IEEE Honors NYU Researchers for their Work on Massive MIMO & Energy Harvesting

The IEEE Communications Society honored papers written by two research pioneers at New York University. Thomas L. Marzetta, the creator of Massive MIMO antenna technology, won the Fred W. Ellersick Prize and Elza Erkip received the Best Tutorial Paper Award for addressing energy harvesting through wireless communications. Both are faculty at the NYU WIRELESS research center and NYU Tandon School of Engineering's Department of Electrical and Computer Engineering.

Two New York University Tandon School of Engineering faculty members won multi-year 2019 best paper awards from the Institute of Electrical and Electronics Engineers Communications Society (IEEE ComSoc) — a prestigious and unusual double accolade for faculty members from the same university.

Thomas L. Marzetta, widely credited as the originator of Massive MIMO antenna technology, is the winner of the 2019 Fred W. Ellersick Prize, which recognizes one outstanding paper published in an IEEE ComSoc magazine over a three-year period, and communications and networking pioneer Elza Erkip received the 2019 Best Tutorial Paper Award, which honors an exceptional tutorial published by IEEE ComSoc in the previous five years.

Erkip is a founding member of the pioneering interdisciplinary research center NYU WIRELESS, and Marzetta is an associate director. NYU WIRELESS develops future-generation wireless protocols and technologies for 5G and 6G networks and beyond, as well as terahertz and millimeter-wave communications. Both also hold appointments in NYU Tandon's Department of Electrical and Computer Engineering – Marzetta is a distinguished industry professor and Erkip is an institute professor.

They are widely recognized researchers whose contributions are transforming the fast-changing field of wireless communications. Both pursue research with a long-term point of view, aiming to elucidate what is fundamentally possible rather than what is merely practical within the framework of today's technology. Erkip's research uses tools from information theory, communication theory, and applied probability and statistics to understand the theoretical foundations of wireless networks and social networks. Marzetta looks for breakthroughs in the wireless physical layer through the unification of electromagnetic theory and communication theory.
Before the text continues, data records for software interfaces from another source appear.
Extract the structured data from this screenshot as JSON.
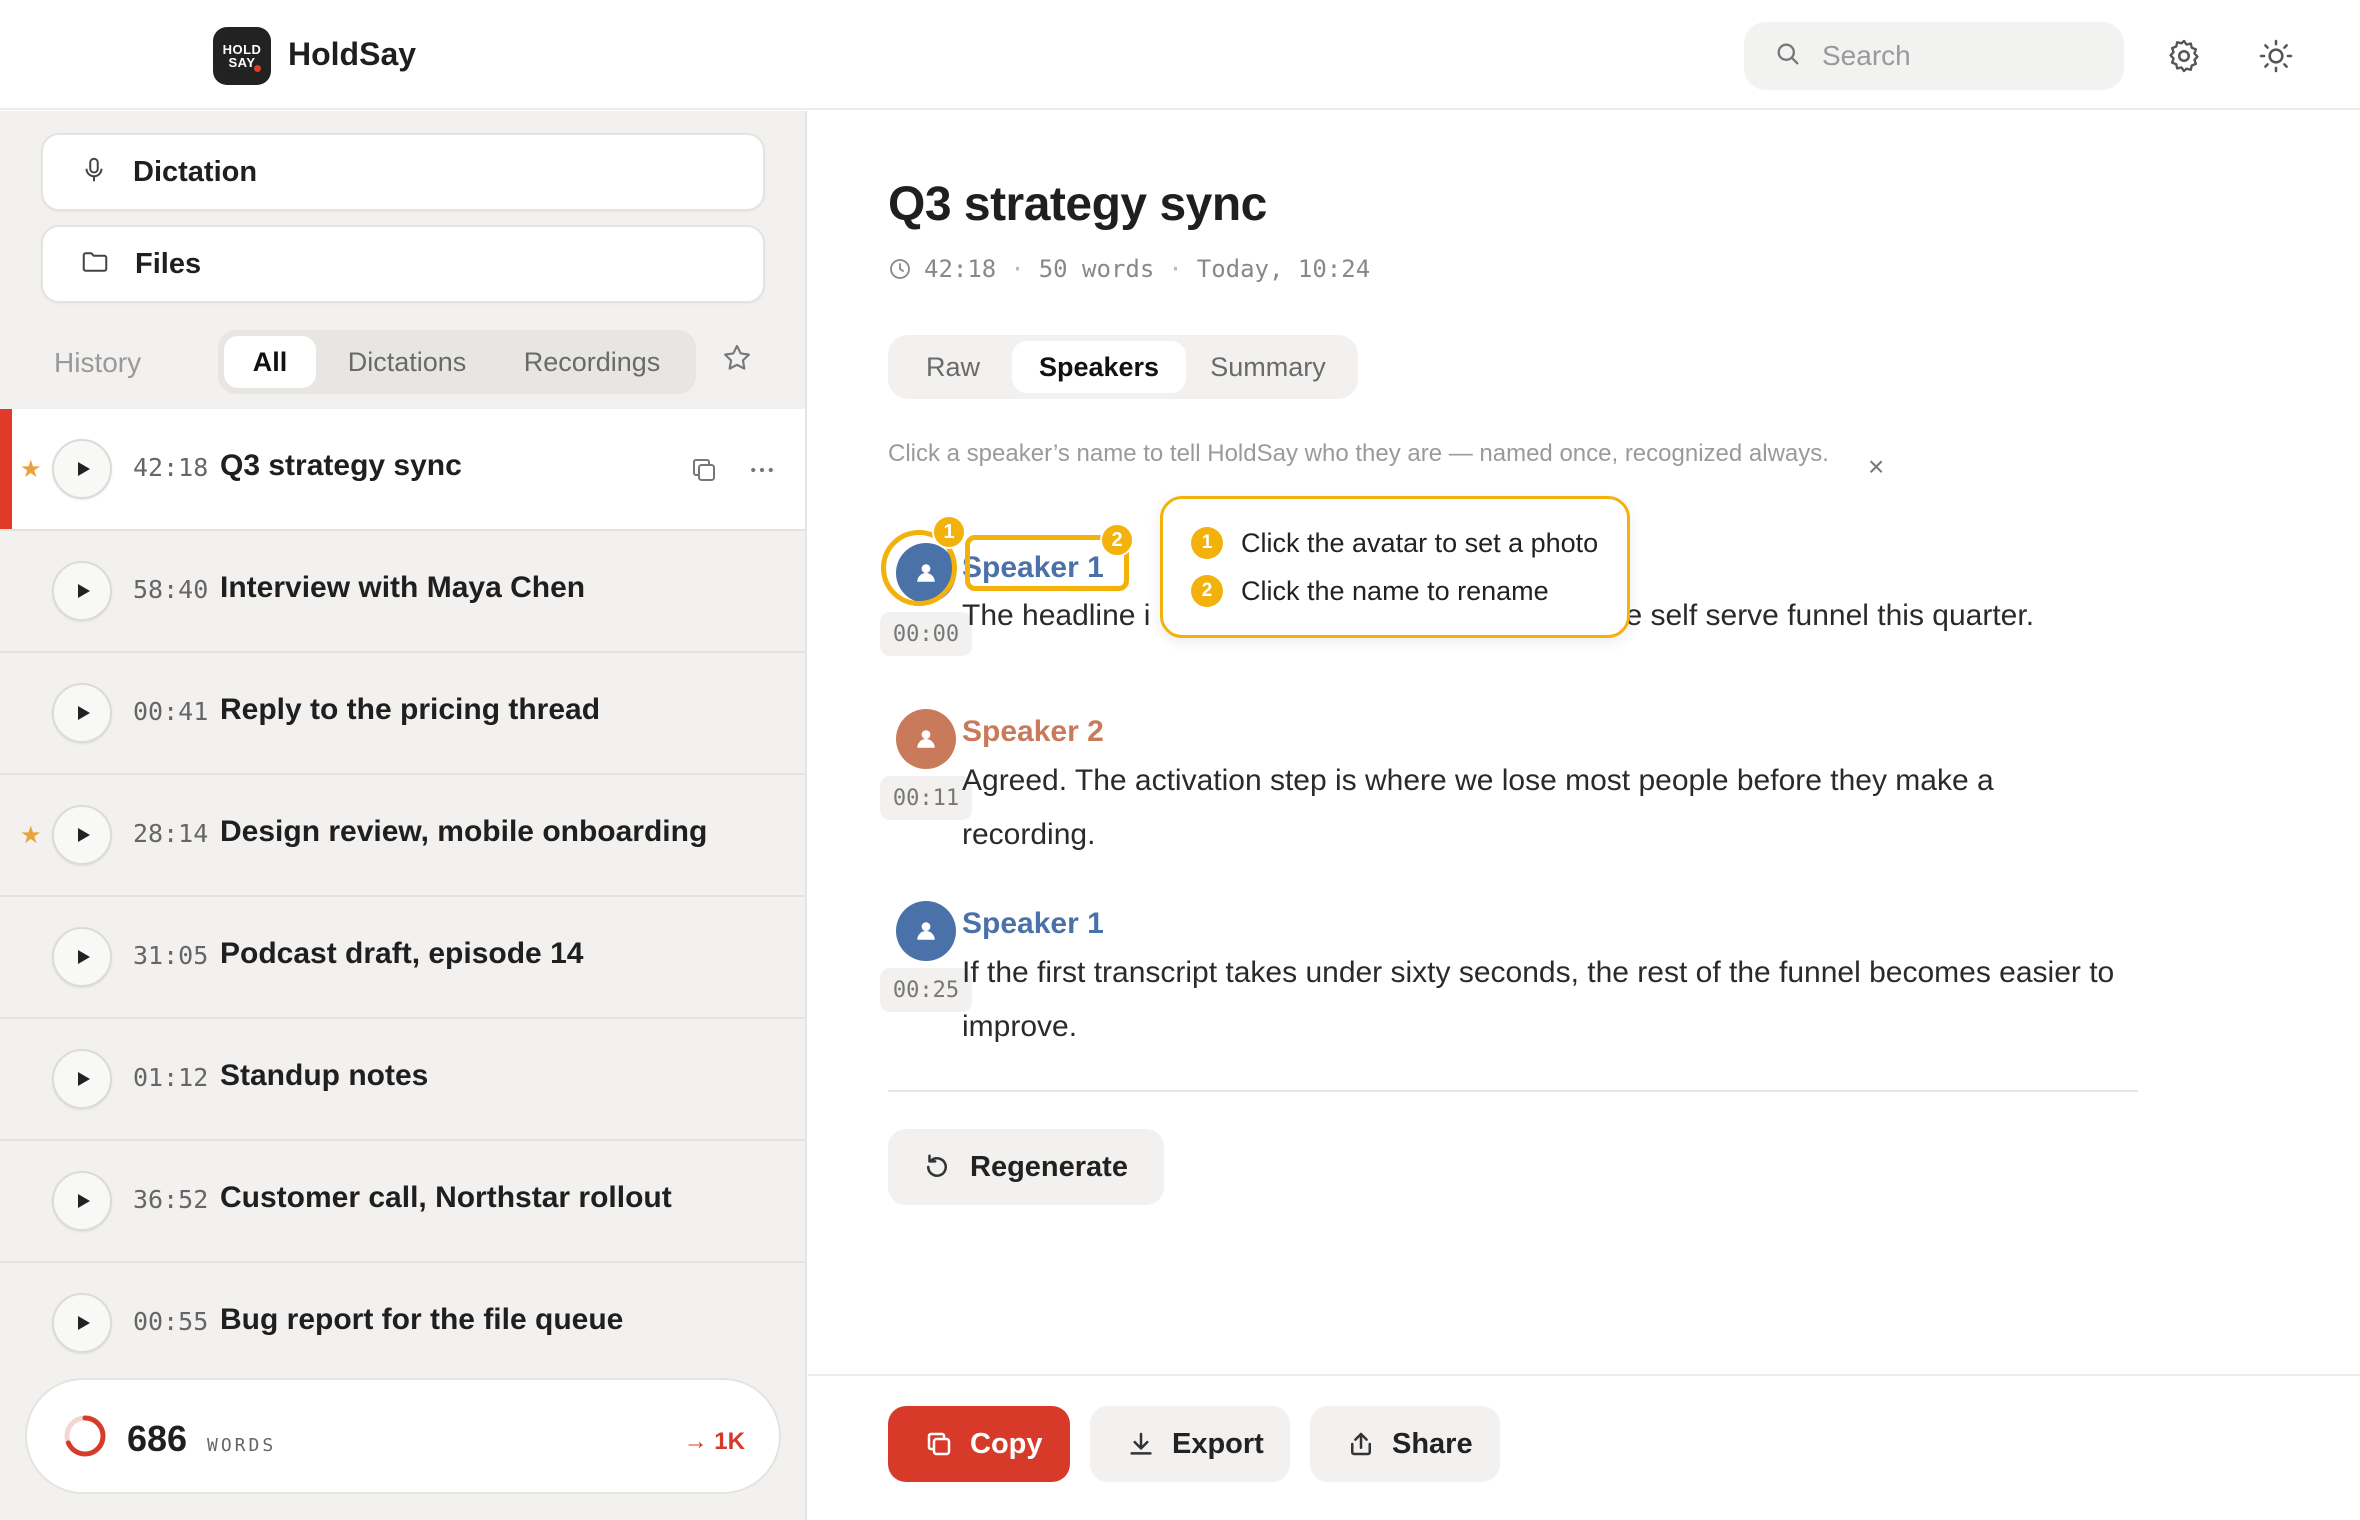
{
  "app": {
    "logo_line1": "HOLD",
    "logo_line2": "SAY",
    "title": "HoldSay"
  },
  "header": {
    "search_placeholder": "Search",
    "icons": [
      "search-icon",
      "gear-icon",
      "sun-icon"
    ]
  },
  "sidebar": {
    "nav": [
      {
        "label": "Dictation",
        "icon": "microphone-icon"
      },
      {
        "label": "Files",
        "icon": "folder-icon"
      }
    ],
    "history_label": "History",
    "filters": [
      {
        "label": "All",
        "active": true
      },
      {
        "label": "Dictations",
        "active": false
      },
      {
        "label": "Recordings",
        "active": false
      }
    ],
    "items": [
      {
        "duration": "42:18",
        "title": "Q3 strategy sync",
        "starred": true,
        "active": true
      },
      {
        "duration": "58:40",
        "title": "Interview with Maya Chen",
        "starred": false,
        "active": false
      },
      {
        "duration": "00:41",
        "title": "Reply to the pricing thread",
        "starred": false,
        "active": false
      },
      {
        "duration": "28:14",
        "title": "Design review, mobile onboarding",
        "starred": true,
        "active": false
      },
      {
        "duration": "31:05",
        "title": "Podcast draft, episode 14",
        "starred": false,
        "active": false
      },
      {
        "duration": "01:12",
        "title": "Standup notes",
        "starred": false,
        "active": false
      },
      {
        "duration": "36:52",
        "title": "Customer call, Northstar rollout",
        "starred": false,
        "active": false
      },
      {
        "duration": "00:55",
        "title": "Bug report for the file queue",
        "starred": false,
        "active": false
      }
    ],
    "words": {
      "count": "686",
      "unit": "WORDS",
      "goal": "→ 1K",
      "progress": 0.686
    }
  },
  "main": {
    "title": "Q3 strategy sync",
    "meta": {
      "duration": "42:18",
      "words": "50 words",
      "date": "Today, 10:24"
    },
    "tabs": [
      {
        "label": "Raw",
        "active": false
      },
      {
        "label": "Speakers",
        "active": true
      },
      {
        "label": "Summary",
        "active": false
      }
    ],
    "hint": "Click a speaker’s name to tell HoldSay who they are — named once, recognized always.",
    "hint_close": "×",
    "segments": [
      {
        "speaker": "Speaker 1",
        "color": "#4a72a8",
        "time": "00:00",
        "text_start": "The headline i",
        "text_end": "e self serve funnel this quarter."
      },
      {
        "speaker": "Speaker 2",
        "color": "#c97a5a",
        "time": "00:11",
        "text": "Agreed. The activation step is where we lose most people before they make a recording."
      },
      {
        "speaker": "Speaker 1",
        "color": "#4a72a8",
        "time": "00:25",
        "text": "If the first transcript takes under sixty seconds, the rest of the funnel becomes easier to improve."
      }
    ],
    "tooltip": {
      "badge1": "1",
      "badge2": "2",
      "line1": "Click the avatar to set a photo",
      "line2": "Click the name to rename"
    },
    "regenerate": "Regenerate",
    "footer": {
      "copy": "Copy",
      "export": "Export",
      "share": "Share"
    }
  },
  "colors": {
    "accent": "#d83a2a",
    "highlight": "#f2b10b",
    "speaker1": "#4a72a8",
    "speaker2": "#c97a5a",
    "star": "#e8a33d"
  }
}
In his prize-winning paper "Massive MIMO: Ten Myths and One Critical Question," Marzetta and co-authors tackle some of the most common misconceptions about MIMO (multi-input, multi-output) and explore key issues that may impact widespread adoption of this technology. This is Marzetta's second paper to win the Fred W. Ellersick prize.

Erkip's IEEE ComSoc award-winning paper addresses the potential of energy harvesting for wireless communications — the process of capturing and storing ambient energy from solar, wind, water, or other external sources to power electrical devices. "Energy Harvesting Wireless Communications: A Review of Recent Advances" details recent advances in the area of communication systems powered by energy harvesting, and it reviews various models for designing wireless networks composed of energy harvesting nodes, including self-sustaining wireless networks.

Marzetta, who spent two decades at Bell Labs before joining NYU Tandon in 2017, is best known for originating Massive MIMO, a system that utilizes numerous arrays of small, individually controlled, low-power antennas to direct streams of information to many users simultaneously with far greater spectral efficiency than current cellular networks. MIMO is considered an essential technology for future wireless networks, as researchers and mobile communications providers work to keep pace with the growing global demand for bandwidth.

Erkip has garnered multiple IEEE ComSoc honors, including the Stephen O. Rice Paper Prize (2004), the Award for Advances in Communication (2013), the Women in Communications Engineering Award (2016), and the Communication Theory Technical Committee 2018 Technical Achievement Award. A former president of the IEEE Information Theory Society, she is an oft-cited expert in the fields of wireless networking, communication theory, and information theory.

In the early years of her nearly 20-year tenure at NYU Tandon, she conducted research that would become the foundation for cooperative wireless networking, which aims to mitigate interference and bolster unreliable links between mobile devices and wireless base stations by allowing devices to assist each other in information transmission. This seminal work has impacted industry standardization and inspired new wireless devices.